§ **LISTED ENTRIES**

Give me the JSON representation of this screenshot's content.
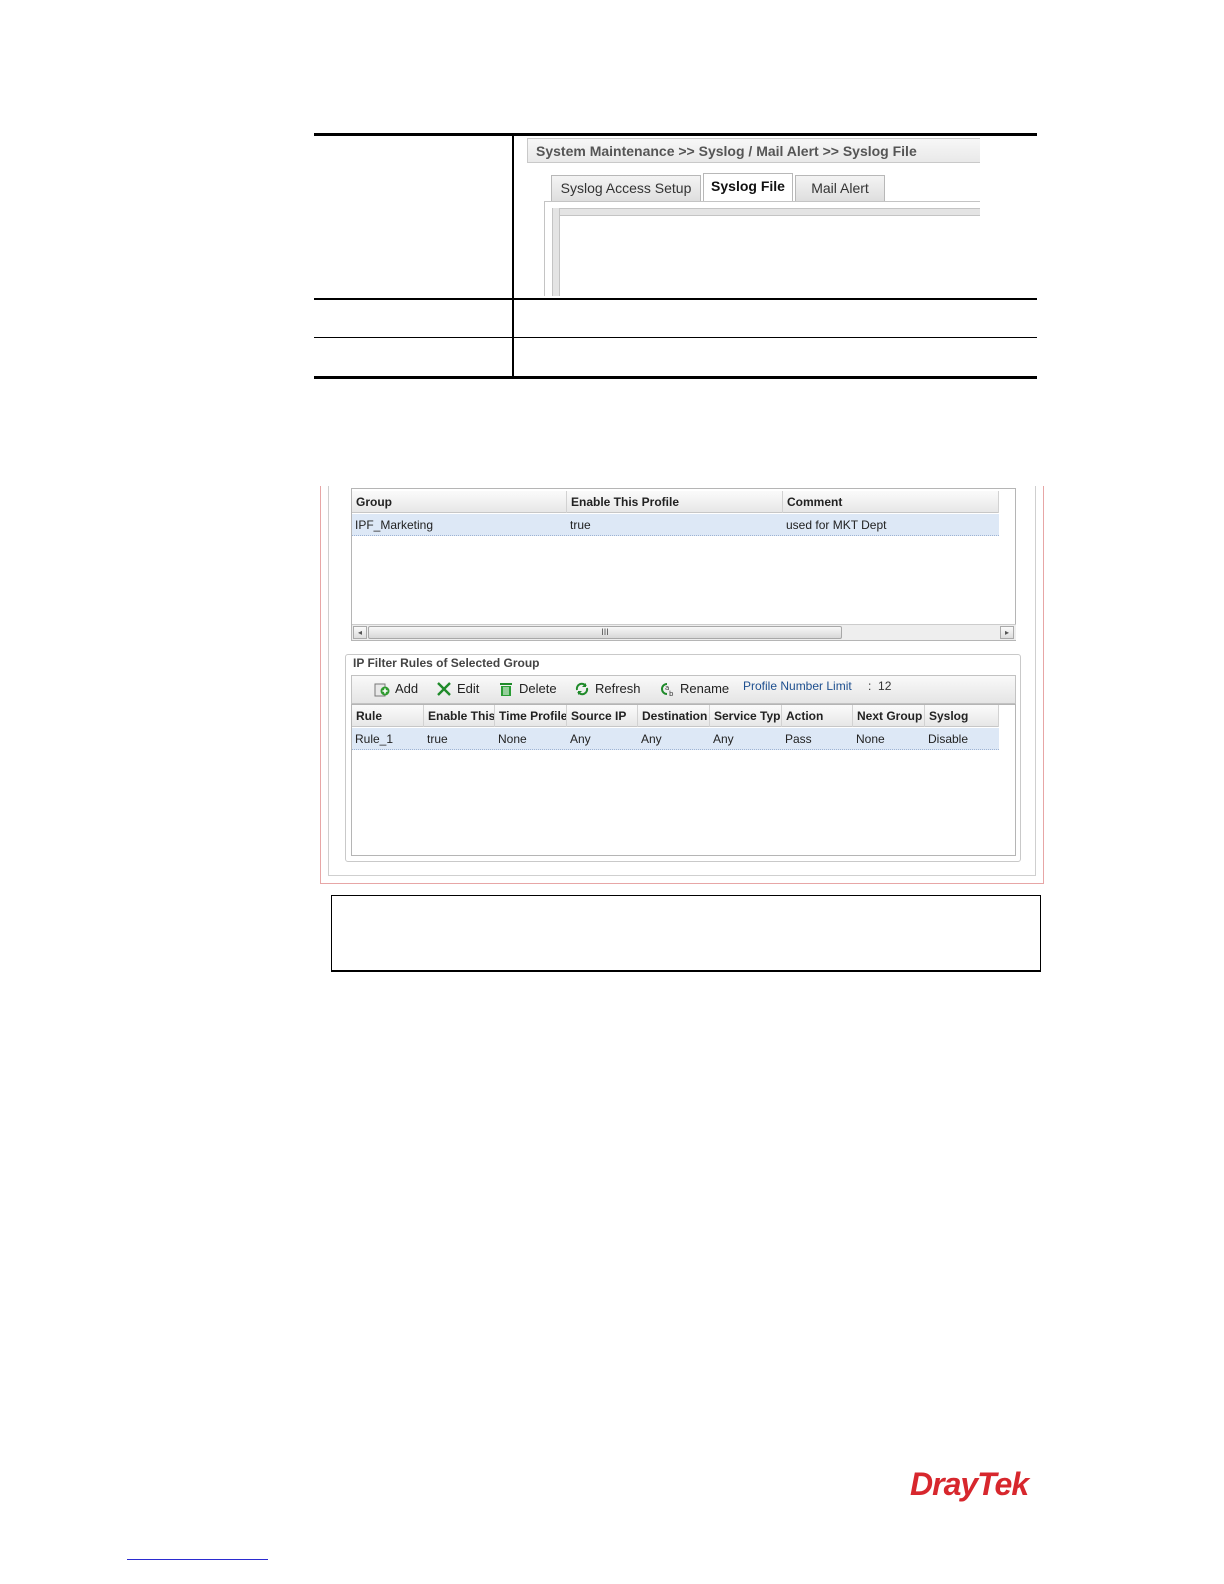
{
  "syslog_screenshot": {
    "breadcrumb": "System Maintenance >> Syslog / Mail Alert >> Syslog File",
    "tabs": [
      {
        "label": "Syslog Access Setup",
        "active": false
      },
      {
        "label": "Syslog File",
        "active": true
      },
      {
        "label": "Mail Alert",
        "active": false
      }
    ]
  },
  "group_grid": {
    "columns": [
      "Group",
      "Enable This Profile",
      "Comment"
    ],
    "rows": [
      {
        "group": "IPF_Marketing",
        "enable": "true",
        "comment": "used for MKT Dept"
      }
    ],
    "scroll_thumb_label": "III"
  },
  "rules_panel": {
    "legend": "IP Filter Rules of Selected Group",
    "toolbar": {
      "add": "Add",
      "edit": "Edit",
      "delete": "Delete",
      "refresh": "Refresh",
      "rename": "Rename"
    },
    "limit_label": "Profile Number Limit",
    "limit_sep": ":",
    "limit_value": "12",
    "columns": [
      "Rule",
      "Enable This",
      "Time Profile",
      "Source IP",
      "Destination I",
      "Service Type",
      "Action",
      "Next Group",
      "Syslog"
    ],
    "rows": [
      {
        "rule": "Rule_1",
        "enable": "true",
        "time_profile": "None",
        "source_ip": "Any",
        "destination_ip": "Any",
        "service_type": "Any",
        "action": "Pass",
        "next_group": "None",
        "syslog": "Disable"
      }
    ]
  },
  "brand": {
    "logo_text": "DrayTek",
    "logo_color": "#d7272d"
  },
  "colors": {
    "selected_row": "#dde8f6",
    "limit_text": "#1d4f8f"
  }
}
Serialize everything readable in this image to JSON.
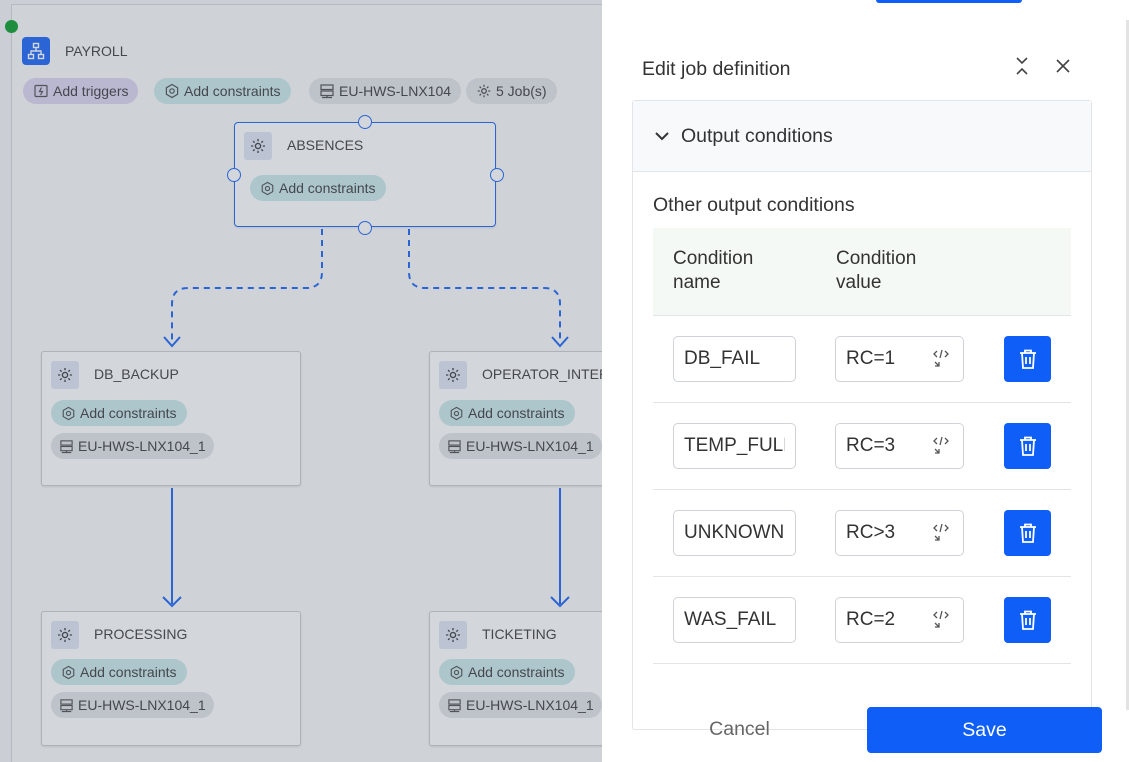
{
  "workflow": {
    "title": "PAYROLL",
    "chips": {
      "triggers": "Add triggers",
      "constraints": "Add constraints",
      "host": "EU-HWS-LNX104",
      "jobs": "5 Job(s)"
    }
  },
  "jobs": [
    {
      "name": "ABSENCES",
      "constraints": "Add constraints"
    },
    {
      "name": "DB_BACKUP",
      "constraints": "Add constraints",
      "host": "EU-HWS-LNX104_1"
    },
    {
      "name": "OPERATOR_INTER",
      "constraints": "Add constraints",
      "host": "EU-HWS-LNX104_1"
    },
    {
      "name": "PROCESSING",
      "constraints": "Add constraints",
      "host": "EU-HWS-LNX104_1"
    },
    {
      "name": "TICKETING",
      "constraints": "Add constraints",
      "host": "EU-HWS-LNX104_1"
    }
  ],
  "panel": {
    "title": "Edit job definition",
    "section_title": "Output conditions",
    "subsection_title": "Other output conditions",
    "columns": [
      "Condition name",
      "Condition value"
    ],
    "conditions": [
      {
        "name": "DB_FAIL",
        "value": "RC=1"
      },
      {
        "name": "TEMP_FULL",
        "value": "RC=3"
      },
      {
        "name": "UNKNOWN",
        "value": "RC>3"
      },
      {
        "name": "WAS_FAIL",
        "value": "RC=2"
      }
    ],
    "cancel_label": "Cancel",
    "save_label": "Save"
  },
  "colors": {
    "accent": "#0f5ef7",
    "status": "#1e8e3e"
  }
}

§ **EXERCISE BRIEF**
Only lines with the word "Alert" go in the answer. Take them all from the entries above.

§ **TASK SOLUTION**
    "breadcrumb": "System Maintenance >> Syslog / Mail Alert >> Syslog File",
        "label": "Mail Alert",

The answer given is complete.